Data supplied

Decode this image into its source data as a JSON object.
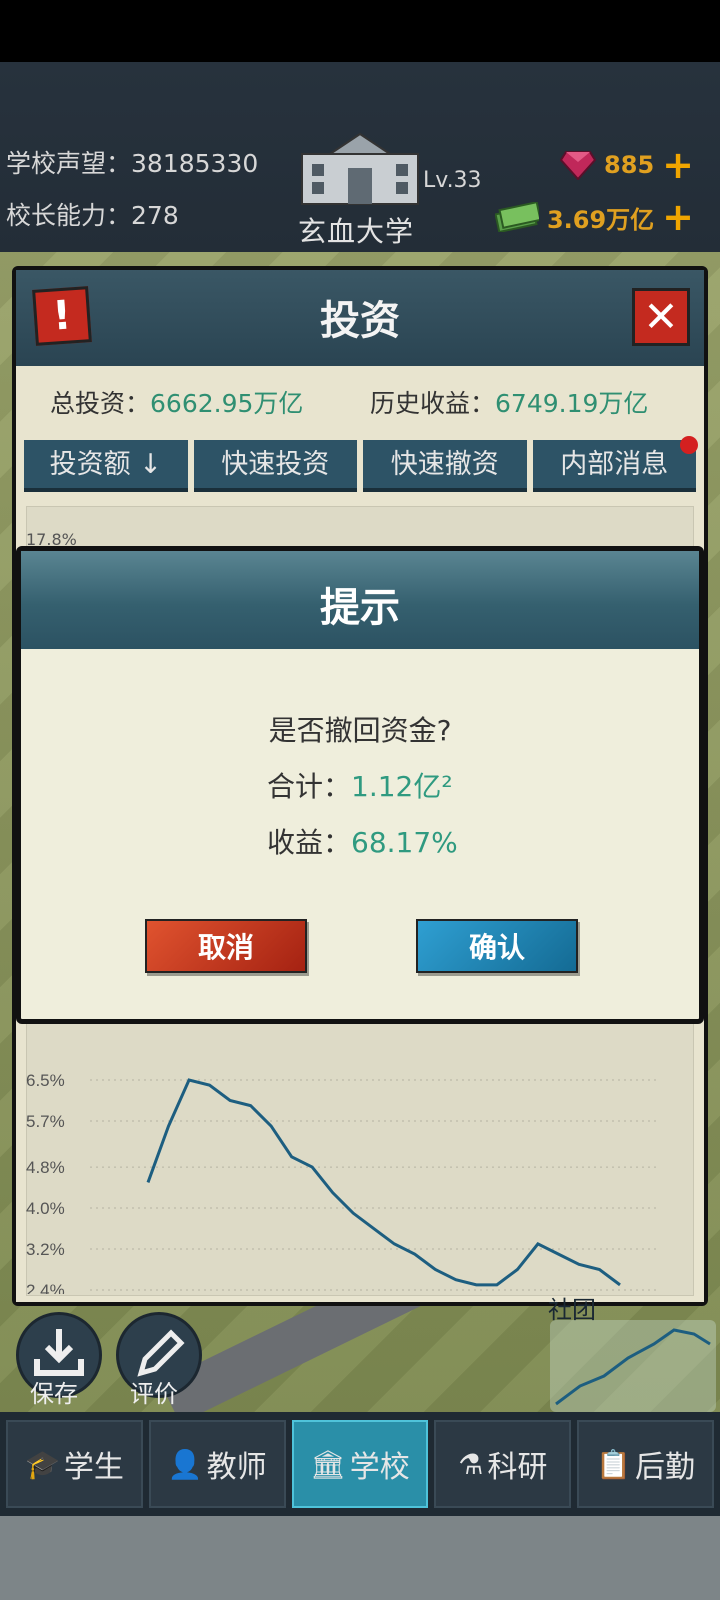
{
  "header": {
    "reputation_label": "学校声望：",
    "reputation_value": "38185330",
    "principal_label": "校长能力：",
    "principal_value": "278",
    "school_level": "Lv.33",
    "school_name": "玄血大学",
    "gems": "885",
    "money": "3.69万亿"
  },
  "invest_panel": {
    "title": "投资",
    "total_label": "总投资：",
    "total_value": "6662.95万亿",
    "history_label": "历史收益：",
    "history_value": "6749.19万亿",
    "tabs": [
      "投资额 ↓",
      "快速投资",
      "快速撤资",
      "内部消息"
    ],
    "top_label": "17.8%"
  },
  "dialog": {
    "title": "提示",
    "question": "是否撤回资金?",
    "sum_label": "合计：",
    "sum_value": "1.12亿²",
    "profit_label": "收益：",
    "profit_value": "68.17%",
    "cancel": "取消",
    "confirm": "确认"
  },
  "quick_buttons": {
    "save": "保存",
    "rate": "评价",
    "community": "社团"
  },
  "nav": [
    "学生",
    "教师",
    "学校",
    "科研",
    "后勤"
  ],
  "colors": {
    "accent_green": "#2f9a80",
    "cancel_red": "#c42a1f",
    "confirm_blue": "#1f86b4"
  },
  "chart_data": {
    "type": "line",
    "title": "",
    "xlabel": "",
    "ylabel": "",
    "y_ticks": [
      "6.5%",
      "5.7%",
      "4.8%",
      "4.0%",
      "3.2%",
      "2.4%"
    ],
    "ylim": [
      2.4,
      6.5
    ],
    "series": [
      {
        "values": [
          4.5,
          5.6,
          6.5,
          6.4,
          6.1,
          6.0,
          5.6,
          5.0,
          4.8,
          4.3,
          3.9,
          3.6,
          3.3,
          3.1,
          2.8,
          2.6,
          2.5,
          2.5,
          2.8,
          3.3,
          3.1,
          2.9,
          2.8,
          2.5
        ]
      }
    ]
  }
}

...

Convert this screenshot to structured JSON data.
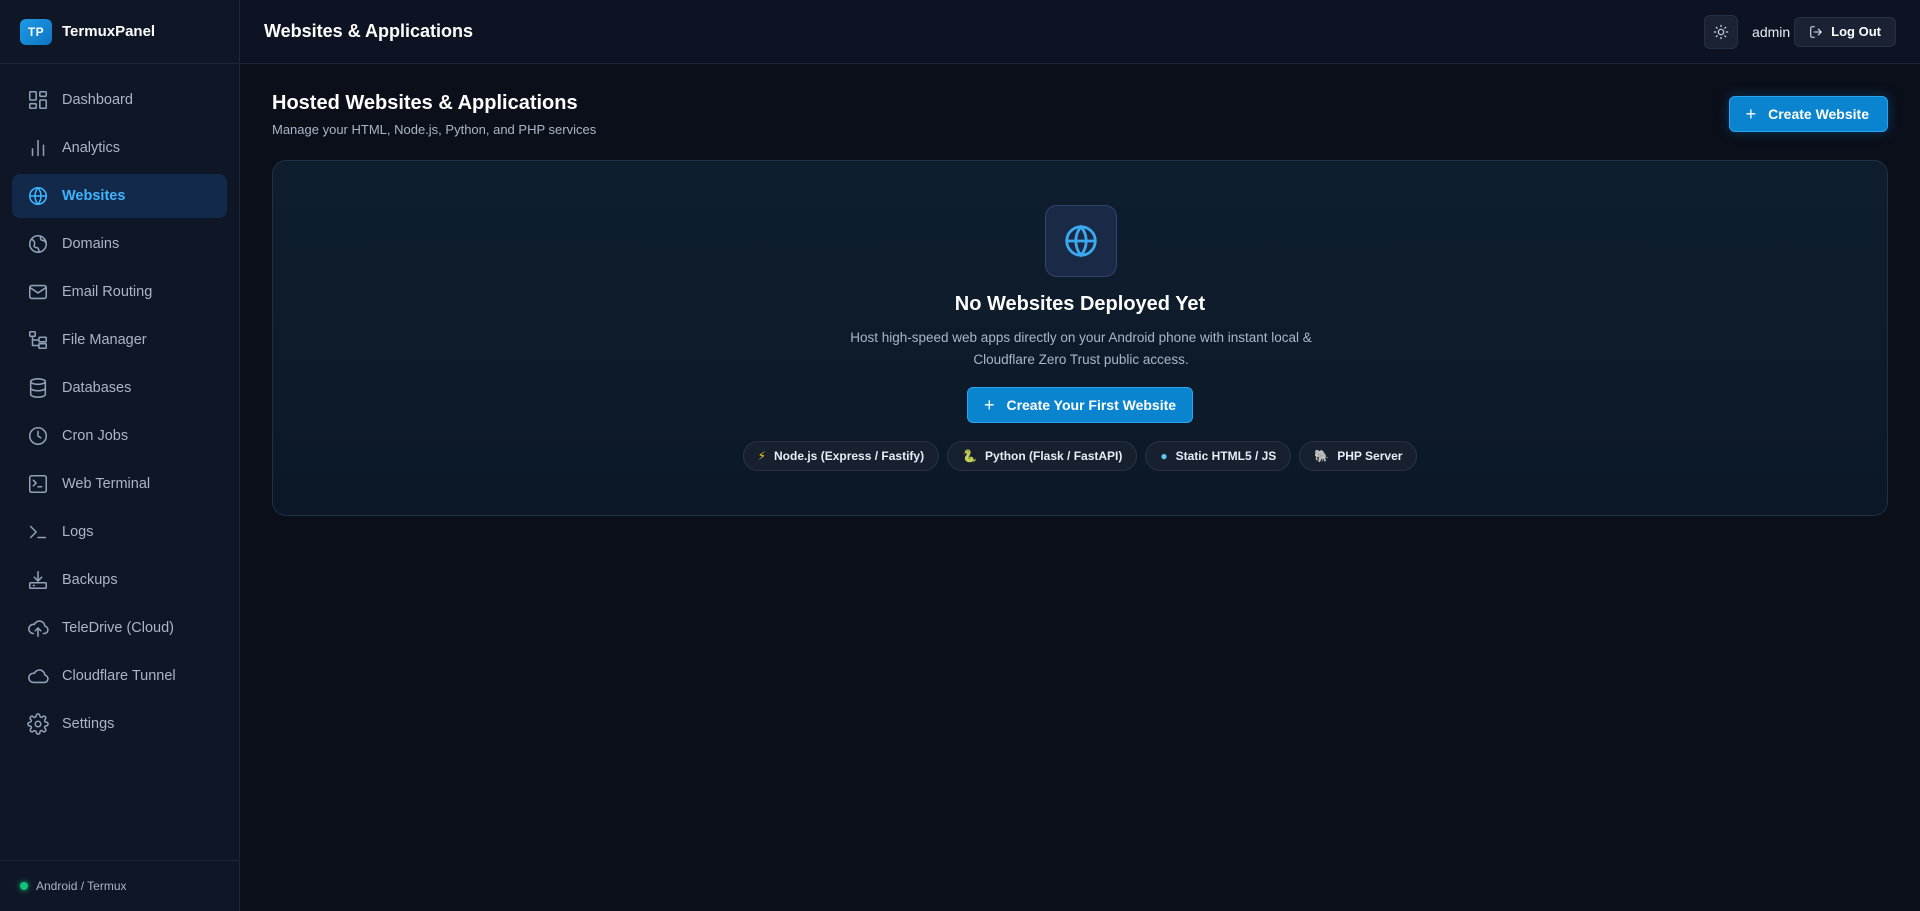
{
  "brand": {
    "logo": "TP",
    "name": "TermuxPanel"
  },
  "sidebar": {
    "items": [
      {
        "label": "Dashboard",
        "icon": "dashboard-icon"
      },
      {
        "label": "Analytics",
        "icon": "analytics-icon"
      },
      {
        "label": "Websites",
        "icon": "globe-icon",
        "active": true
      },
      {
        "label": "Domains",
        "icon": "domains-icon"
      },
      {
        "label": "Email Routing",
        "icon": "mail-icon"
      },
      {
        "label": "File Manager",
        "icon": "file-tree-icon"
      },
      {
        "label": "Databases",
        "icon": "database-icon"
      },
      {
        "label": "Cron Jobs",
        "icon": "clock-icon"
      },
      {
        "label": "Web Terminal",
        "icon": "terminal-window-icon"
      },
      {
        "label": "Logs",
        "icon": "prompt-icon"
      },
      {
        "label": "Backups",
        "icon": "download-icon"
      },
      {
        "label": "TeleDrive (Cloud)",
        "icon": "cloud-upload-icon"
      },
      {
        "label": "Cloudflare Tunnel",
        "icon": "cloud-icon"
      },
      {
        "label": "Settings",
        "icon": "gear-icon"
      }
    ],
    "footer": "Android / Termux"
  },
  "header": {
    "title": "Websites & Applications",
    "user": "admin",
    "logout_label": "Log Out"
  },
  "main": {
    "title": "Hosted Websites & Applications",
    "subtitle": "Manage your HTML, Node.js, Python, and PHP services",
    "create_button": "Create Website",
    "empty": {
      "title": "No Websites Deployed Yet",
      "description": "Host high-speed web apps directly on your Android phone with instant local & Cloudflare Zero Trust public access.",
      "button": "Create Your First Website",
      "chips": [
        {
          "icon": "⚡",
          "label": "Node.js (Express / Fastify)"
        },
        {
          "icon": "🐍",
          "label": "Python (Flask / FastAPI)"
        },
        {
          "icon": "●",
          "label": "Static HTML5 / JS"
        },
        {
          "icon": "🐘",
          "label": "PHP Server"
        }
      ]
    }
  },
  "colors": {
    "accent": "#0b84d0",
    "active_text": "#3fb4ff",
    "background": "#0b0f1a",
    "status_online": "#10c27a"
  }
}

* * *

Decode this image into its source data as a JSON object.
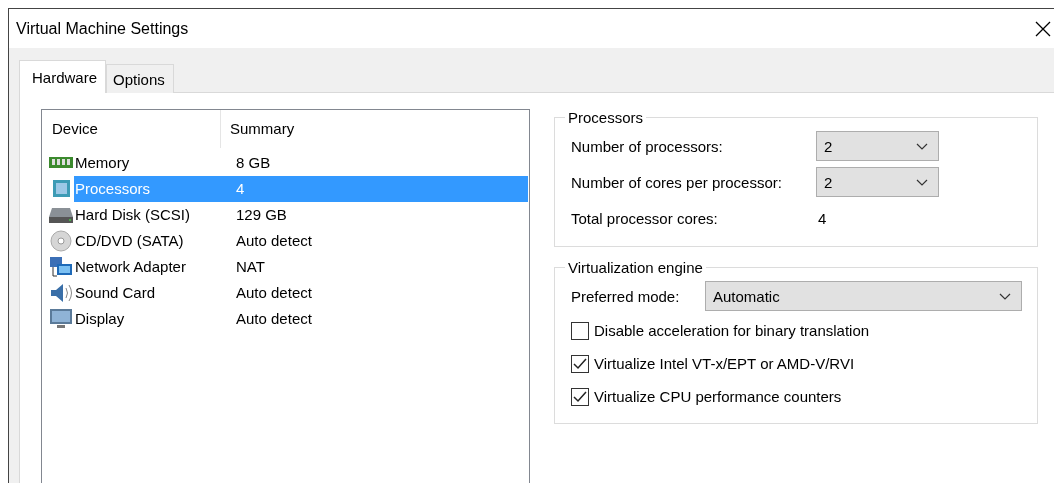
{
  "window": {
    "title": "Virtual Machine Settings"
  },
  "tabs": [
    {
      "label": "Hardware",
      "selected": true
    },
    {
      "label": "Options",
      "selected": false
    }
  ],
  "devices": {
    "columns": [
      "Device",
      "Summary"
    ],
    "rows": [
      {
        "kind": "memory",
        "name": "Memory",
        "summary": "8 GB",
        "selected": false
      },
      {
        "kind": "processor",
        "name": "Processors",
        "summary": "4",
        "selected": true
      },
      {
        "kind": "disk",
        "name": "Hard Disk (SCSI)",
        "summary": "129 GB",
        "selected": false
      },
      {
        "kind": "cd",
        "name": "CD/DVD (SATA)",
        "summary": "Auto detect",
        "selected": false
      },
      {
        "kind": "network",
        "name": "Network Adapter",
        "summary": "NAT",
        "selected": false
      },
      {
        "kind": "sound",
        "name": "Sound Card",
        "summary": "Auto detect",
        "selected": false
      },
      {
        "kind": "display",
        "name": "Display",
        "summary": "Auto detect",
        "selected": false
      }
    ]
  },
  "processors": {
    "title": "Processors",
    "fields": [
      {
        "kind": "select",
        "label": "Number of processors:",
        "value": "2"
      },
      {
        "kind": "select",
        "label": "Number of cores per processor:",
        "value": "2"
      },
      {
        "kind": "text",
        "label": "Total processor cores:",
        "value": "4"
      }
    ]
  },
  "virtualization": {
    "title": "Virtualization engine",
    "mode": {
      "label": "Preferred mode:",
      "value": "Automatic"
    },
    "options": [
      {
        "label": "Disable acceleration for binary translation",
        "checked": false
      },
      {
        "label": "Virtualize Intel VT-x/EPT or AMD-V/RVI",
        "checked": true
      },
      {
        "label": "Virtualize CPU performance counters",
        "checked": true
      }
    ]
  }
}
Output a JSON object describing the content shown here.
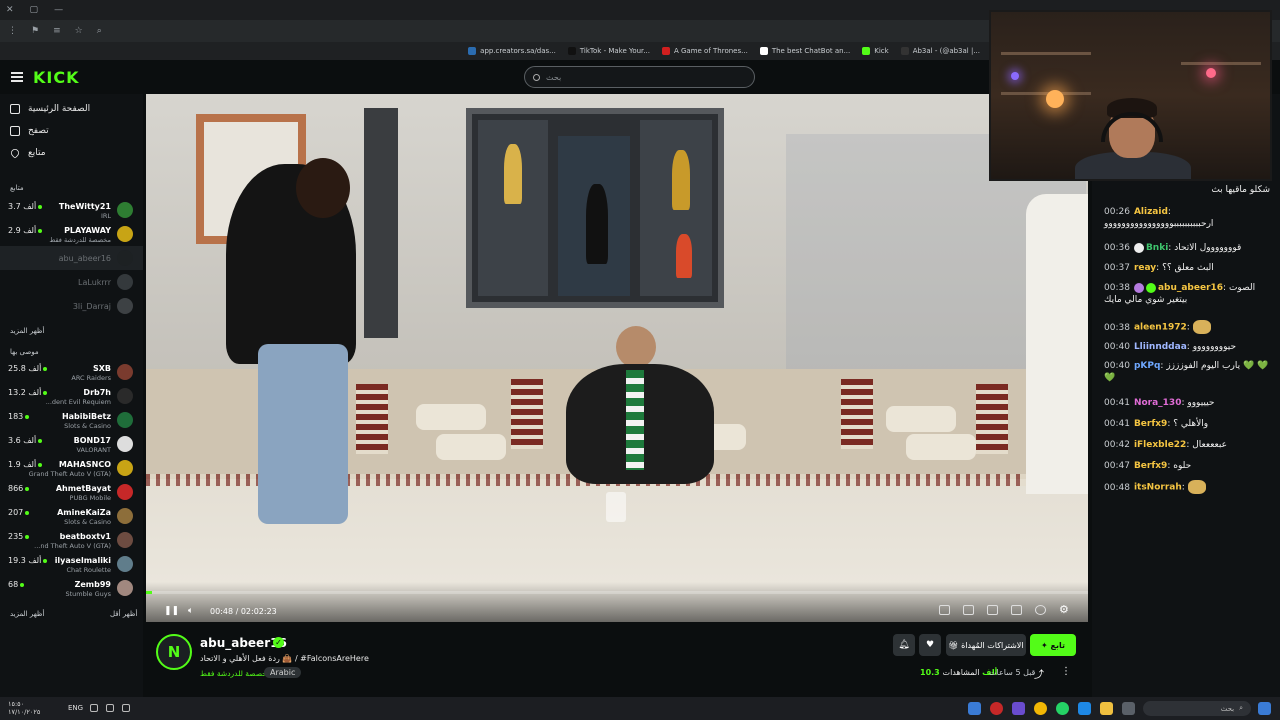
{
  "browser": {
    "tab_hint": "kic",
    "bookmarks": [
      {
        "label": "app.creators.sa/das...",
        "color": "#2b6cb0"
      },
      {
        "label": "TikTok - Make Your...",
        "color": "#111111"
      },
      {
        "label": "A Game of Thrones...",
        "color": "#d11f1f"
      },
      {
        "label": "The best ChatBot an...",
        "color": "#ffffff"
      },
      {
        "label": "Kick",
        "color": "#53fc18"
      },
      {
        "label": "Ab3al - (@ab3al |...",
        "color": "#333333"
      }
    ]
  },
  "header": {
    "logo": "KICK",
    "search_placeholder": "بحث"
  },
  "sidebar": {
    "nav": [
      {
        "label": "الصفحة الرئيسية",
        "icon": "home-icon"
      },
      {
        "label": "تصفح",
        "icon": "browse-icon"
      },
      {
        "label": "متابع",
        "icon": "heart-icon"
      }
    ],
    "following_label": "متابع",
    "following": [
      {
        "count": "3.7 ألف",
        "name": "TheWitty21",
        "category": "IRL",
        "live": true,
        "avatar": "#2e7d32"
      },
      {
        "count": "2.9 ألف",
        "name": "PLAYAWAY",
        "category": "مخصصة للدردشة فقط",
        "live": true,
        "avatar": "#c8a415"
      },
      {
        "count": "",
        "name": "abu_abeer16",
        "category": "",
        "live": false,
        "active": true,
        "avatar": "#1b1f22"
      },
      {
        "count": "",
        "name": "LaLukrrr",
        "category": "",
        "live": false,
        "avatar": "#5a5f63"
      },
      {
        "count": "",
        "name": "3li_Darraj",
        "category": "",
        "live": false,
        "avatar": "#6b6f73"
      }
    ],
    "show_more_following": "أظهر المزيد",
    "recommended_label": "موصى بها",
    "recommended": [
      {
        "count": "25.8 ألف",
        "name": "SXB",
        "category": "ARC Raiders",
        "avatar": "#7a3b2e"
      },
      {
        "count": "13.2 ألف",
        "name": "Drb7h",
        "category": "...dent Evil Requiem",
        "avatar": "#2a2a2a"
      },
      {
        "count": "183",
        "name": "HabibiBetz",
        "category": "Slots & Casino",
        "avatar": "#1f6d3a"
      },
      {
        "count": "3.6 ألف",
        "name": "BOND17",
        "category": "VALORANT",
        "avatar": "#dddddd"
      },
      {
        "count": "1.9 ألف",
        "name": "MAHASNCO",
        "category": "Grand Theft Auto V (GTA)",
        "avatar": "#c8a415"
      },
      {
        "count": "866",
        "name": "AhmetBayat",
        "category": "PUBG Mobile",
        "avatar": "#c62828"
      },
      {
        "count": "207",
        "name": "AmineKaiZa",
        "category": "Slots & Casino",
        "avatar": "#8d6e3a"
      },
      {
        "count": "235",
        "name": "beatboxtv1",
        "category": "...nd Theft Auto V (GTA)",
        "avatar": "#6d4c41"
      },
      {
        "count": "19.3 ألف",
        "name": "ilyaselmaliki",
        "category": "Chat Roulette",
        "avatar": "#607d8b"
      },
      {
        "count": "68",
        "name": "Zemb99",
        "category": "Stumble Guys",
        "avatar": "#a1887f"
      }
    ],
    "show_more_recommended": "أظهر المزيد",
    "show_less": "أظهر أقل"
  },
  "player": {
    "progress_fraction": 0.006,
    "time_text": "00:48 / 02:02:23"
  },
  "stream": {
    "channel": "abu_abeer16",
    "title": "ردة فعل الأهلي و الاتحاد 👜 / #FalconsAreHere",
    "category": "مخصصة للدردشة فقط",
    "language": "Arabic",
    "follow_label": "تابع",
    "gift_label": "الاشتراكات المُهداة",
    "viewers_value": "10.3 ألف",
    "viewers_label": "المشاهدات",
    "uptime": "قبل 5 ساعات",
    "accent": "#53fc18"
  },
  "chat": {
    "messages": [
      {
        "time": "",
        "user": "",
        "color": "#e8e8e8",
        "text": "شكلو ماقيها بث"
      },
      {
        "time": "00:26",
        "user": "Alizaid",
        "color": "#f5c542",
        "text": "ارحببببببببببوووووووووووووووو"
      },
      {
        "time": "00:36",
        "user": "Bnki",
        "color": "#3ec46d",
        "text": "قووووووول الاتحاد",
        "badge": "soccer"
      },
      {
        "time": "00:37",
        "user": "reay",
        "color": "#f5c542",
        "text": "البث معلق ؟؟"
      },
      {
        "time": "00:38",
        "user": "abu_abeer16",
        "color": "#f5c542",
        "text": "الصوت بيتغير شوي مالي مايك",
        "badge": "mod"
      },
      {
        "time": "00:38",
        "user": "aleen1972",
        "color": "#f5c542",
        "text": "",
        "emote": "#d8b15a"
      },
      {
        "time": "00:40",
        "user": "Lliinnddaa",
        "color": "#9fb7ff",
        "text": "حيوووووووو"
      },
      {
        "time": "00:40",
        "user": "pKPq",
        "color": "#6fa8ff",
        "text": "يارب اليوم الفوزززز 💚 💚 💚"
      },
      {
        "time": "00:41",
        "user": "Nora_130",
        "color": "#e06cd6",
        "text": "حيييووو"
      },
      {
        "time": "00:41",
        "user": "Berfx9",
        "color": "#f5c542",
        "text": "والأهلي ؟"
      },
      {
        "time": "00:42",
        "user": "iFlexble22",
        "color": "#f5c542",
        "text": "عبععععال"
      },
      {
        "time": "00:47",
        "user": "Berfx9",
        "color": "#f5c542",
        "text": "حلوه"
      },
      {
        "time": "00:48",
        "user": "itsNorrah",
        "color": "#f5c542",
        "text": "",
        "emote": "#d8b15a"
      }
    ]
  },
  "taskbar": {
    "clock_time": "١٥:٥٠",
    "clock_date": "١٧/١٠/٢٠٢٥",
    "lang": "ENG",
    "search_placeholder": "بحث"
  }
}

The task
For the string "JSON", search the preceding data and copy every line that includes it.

Result below
Decode this image into its source data as a JSON object.
Convert this screenshot to structured JSON data.
Decode this image into its source data as a JSON object.
Output a JSON object describing the content shown here.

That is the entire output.